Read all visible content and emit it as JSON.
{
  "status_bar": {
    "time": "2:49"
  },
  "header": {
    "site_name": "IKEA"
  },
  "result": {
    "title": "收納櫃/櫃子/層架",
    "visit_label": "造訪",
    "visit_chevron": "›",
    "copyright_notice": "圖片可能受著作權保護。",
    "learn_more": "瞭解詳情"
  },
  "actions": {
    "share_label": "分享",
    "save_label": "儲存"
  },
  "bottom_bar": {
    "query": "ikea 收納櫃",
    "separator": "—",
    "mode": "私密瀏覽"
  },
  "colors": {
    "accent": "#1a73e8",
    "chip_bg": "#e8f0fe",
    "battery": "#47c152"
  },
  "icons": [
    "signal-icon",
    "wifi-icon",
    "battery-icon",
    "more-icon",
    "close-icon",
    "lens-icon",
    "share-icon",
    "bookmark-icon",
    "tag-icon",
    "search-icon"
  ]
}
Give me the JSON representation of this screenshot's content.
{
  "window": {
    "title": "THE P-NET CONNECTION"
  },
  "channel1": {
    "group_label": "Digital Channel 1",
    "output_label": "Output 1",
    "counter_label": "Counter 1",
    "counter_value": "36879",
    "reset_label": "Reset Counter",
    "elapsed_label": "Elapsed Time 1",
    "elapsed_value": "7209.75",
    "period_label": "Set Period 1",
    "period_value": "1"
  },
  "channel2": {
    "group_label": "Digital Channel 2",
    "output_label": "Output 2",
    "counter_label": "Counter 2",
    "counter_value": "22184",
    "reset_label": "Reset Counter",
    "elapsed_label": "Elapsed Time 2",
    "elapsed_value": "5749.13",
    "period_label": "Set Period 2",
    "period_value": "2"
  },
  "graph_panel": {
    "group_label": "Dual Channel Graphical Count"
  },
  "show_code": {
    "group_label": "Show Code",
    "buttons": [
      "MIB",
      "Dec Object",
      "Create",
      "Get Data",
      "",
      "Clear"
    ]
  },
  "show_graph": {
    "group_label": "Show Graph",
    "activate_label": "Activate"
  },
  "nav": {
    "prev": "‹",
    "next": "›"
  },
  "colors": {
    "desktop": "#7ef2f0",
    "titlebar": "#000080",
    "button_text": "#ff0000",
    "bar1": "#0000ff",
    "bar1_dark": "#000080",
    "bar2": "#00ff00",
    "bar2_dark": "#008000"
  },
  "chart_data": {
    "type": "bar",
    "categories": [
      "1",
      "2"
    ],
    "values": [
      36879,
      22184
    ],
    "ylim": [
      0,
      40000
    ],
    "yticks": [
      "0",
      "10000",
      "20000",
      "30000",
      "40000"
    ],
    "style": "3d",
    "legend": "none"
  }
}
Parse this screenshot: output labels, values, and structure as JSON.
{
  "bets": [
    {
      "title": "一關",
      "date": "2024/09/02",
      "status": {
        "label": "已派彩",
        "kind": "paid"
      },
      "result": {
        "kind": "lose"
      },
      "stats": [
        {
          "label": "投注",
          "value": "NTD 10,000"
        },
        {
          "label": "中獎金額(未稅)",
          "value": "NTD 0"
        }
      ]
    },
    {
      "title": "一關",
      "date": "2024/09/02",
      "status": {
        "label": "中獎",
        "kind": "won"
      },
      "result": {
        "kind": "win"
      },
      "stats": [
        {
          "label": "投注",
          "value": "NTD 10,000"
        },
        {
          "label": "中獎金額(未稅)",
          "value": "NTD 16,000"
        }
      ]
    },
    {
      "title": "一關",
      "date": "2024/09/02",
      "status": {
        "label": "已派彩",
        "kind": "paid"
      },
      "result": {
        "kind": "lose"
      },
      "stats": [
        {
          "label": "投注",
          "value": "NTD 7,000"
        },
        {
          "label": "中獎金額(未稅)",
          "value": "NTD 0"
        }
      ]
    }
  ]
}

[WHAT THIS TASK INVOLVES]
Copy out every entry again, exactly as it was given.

[ANSWER BELOW]
Read all visible content and emit it as JSON.
{
  "status_bar": {
    "time": "2:49"
  },
  "header": {
    "site_name": "IKEA"
  },
  "result": {
    "title": "收納櫃/櫃子/層架",
    "visit_label": "造訪",
    "visit_chevron": "›",
    "copyright_notice": "圖片可能受著作權保護。",
    "learn_more": "瞭解詳情"
  },
  "actions": {
    "share_label": "分享",
    "save_label": "儲存"
  },
  "bottom_bar": {
    "query": "ikea 收納櫃",
    "separator": "—",
    "mode": "私密瀏覽"
  },
  "colors": {
    "accent": "#1a73e8",
    "chip_bg": "#e8f0fe",
    "battery": "#47c152"
  },
  "icons": [
    "signal-icon",
    "wifi-icon",
    "battery-icon",
    "more-icon",
    "close-icon",
    "lens-icon",
    "share-icon",
    "bookmark-icon",
    "tag-icon",
    "search-icon"
  ]
}
Give me the JSON representation of this screenshot's content.
{
  "window": {
    "title": "THE P-NET CONNECTION"
  },
  "channel1": {
    "group_label": "Digital Channel 1",
    "output_label": "Output 1",
    "counter_label": "Counter 1",
    "counter_value": "36879",
    "reset_label": "Reset Counter",
    "elapsed_label": "Elapsed Time 1",
    "elapsed_value": "7209.75",
    "period_label": "Set Period 1",
    "period_value": "1"
  },
  "channel2": {
    "group_label": "Digital Channel 2",
    "output_label": "Output 2",
    "counter_label": "Counter 2",
    "counter_value": "22184",
    "reset_label": "Reset Counter",
    "elapsed_label": "Elapsed Time 2",
    "elapsed_value": "5749.13",
    "period_label": "Set Period 2",
    "period_value": "2"
  },
  "graph_panel": {
    "group_label": "Dual Channel Graphical Count"
  },
  "show_code": {
    "group_label": "Show Code",
    "buttons": [
      "MIB",
      "Dec Object",
      "Create",
      "Get Data",
      "",
      "Clear"
    ]
  },
  "show_graph": {
    "group_label": "Show Graph",
    "activate_label": "Activate"
  },
  "nav": {
    "prev": "‹",
    "next": "›"
  },
  "colors": {
    "desktop": "#7ef2f0",
    "titlebar": "#000080",
    "button_text": "#ff0000",
    "bar1": "#0000ff",
    "bar1_dark": "#000080",
    "bar2": "#00ff00",
    "bar2_dark": "#008000"
  },
  "chart_data": {
    "type": "bar",
    "categories": [
      "1",
      "2"
    ],
    "values": [
      36879,
      22184
    ],
    "ylim": [
      0,
      40000
    ],
    "yticks": [
      "0",
      "10000",
      "20000",
      "30000",
      "40000"
    ],
    "style": "3d",
    "legend": "none"
  }
}
Parse this screenshot: output labels, values, and structure as JSON.
{
  "bets": [
    {
      "title": "一關",
      "date": "2024/09/02",
      "status": {
        "label": "已派彩",
        "kind": "paid"
      },
      "result": {
        "kind": "lose"
      },
      "stats": [
        {
          "label": "投注",
          "value": "NTD 10,000"
        },
        {
          "label": "中獎金額(未稅)",
          "value": "NTD 0"
        }
      ]
    },
    {
      "title": "一關",
      "date": "2024/09/02",
      "status": {
        "label": "中獎",
        "kind": "won"
      },
      "result": {
        "kind": "win"
      },
      "stats": [
        {
          "label": "投注",
          "value": "NTD 10,000"
        },
        {
          "label": "中獎金額(未稅)",
          "value": "NTD 16,000"
        }
      ]
    },
    {
      "title": "一關",
      "date": "2024/09/02",
      "status": {
        "label": "已派彩",
        "kind": "paid"
      },
      "result": {
        "kind": "lose"
      },
      "stats": [
        {
          "label": "投注",
          "value": "NTD 7,000"
        },
        {
          "label": "中獎金額(未稅)",
          "value": "NTD 0"
        }
      ]
    }
  ]
}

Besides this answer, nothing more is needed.